I thank the Minister very much. The provision of special care packages is very good, no doubt, but the once-off, ex gratia payment of €2 million to be divided equally between the Irish survivors is not appropriate in any sense. Each of the survivors has handicaps of varying degrees, so there is no logic to that. All of them are in constant pain. The secretary of the Irish Thalidomide Association is in the Visitors Gallery. She is in constant treatment with physiotherapy and was in traction this morning. It is not this Minister's responsibility but I would like him to listen to what I am saying.
Why did the Department of Health in 1961 not issue an immediate withdrawal of thalidomide when it was notified by the manufacturers that it was causing birth defects? Dr. John O'Connell, who is a former Minister for Health, said in his autobiography that he was able to buy the thalidomide drug in the west four years later off the shelf and without a prescription. I put on the record again the substance of my matter, namely, the need for the Minister for Health and Children to clarify the reason the Department of Health in 1961 did not issue an immediate withdrawal of the thalidomide drug when it was notified by the manufacturers that it was causing birth defects.
President Kennedy gave a gold medal in 1962 to one of the chief directors of the FDA in the United States because she refused to pass the thalidomide drug. We are not blaming the present Minister for Health and Children for this, incidentally. I am disappointed, however, because we need an apology on behalf of the State. There has been a lack of humanity in dealing with the 32 survivors, who are very brave individuals and put enormous pressure on their bodies. No one expected them to live to 47 or 48. Their limbs are older than their equivalent normal age by about 30 or 40 years and that is why they are in such constant pain. They are an inspiration and I hope this Minister will duly report back to the Minister for Health and Children. There is cross-party support for this in the Seanad.

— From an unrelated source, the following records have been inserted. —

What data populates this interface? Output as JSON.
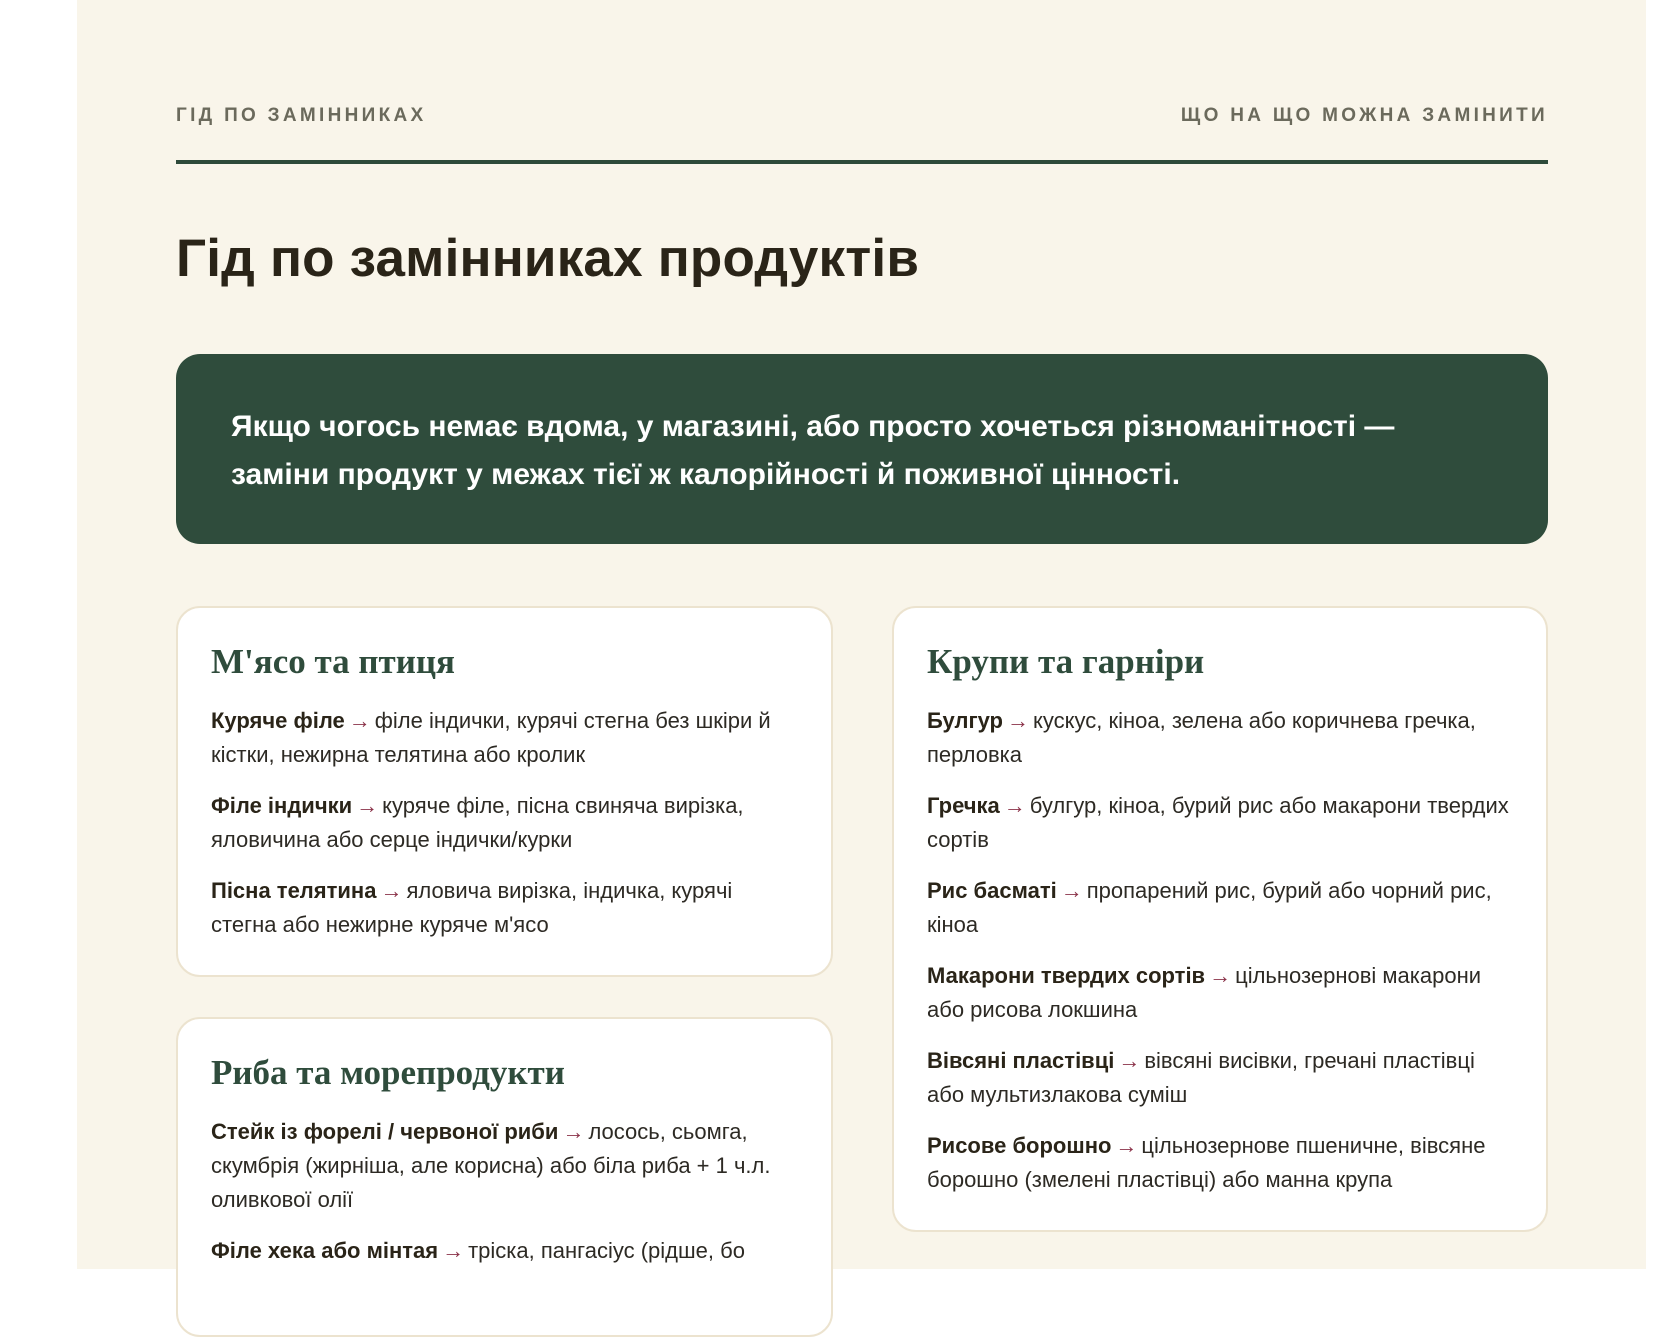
{
  "header": {
    "left_label": "Гід по замінниках",
    "right_label": "Що на що можна замінити"
  },
  "title": "Гід по замінниках продуктів",
  "intro": "Якщо чогось немає вдома, у магазині, або просто хочеться різноманітності — заміни продукт у межах тієї ж калорійності й поживної цінності.",
  "arrow": "→",
  "cards": {
    "meat": {
      "title": "М'ясо та птиця",
      "items": [
        {
          "name": "Куряче філе",
          "alt": "філе індички, курячі стегна без шкіри й кістки, нежирна телятина або кролик"
        },
        {
          "name": "Філе індички",
          "alt": "куряче філе, пісна свиняча вирізка, яловичина або серце індички/курки"
        },
        {
          "name": "Пісна телятина",
          "alt": "яловича вирізка, індичка, курячі стегна або нежирне куряче м'ясо"
        }
      ]
    },
    "fish": {
      "title": "Риба та морепродукти",
      "items": [
        {
          "name": "Стейк із форелі / червоної риби",
          "alt": "лосось, сьомга, скумбрія (жирніша, але корисна) або біла риба + 1 ч.л. оливкової олії"
        },
        {
          "name": "Філе хека або мінтая",
          "alt": "тріска, пангасіус (рідше, бо"
        }
      ]
    },
    "cereal": {
      "title": "Крупи та гарніри",
      "items": [
        {
          "name": "Булгур",
          "alt": "кускус, кіноа, зелена або коричнева гречка, перловка"
        },
        {
          "name": "Гречка",
          "alt": "булгур, кіноа, бурий рис або макарони твердих сортів"
        },
        {
          "name": "Рис басматі",
          "alt": "пропарений рис, бурий або чорний рис, кіноа"
        },
        {
          "name": "Макарони твердих сортів",
          "alt": "цільнозернові макарони або рисова локшина"
        },
        {
          "name": "Вівсяні пластівці",
          "alt": "вівсяні висівки, гречані пластівці або мультизлакова суміш"
        },
        {
          "name": "Рисове борошно",
          "alt": "цільнозернове пшеничне, вівсяне борошно (змелені пластівці) або манна крупа"
        }
      ]
    }
  }
}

I am staking my reputation on this and putting it on the line, but I shall support this group through thick and thin. We have had issues such as this in the past where the Government postponed solving situations, and this will end up the same way. I do not see why we cannot have proper compensation and each individual assessed in that regard as well as a fulsome apology from the State.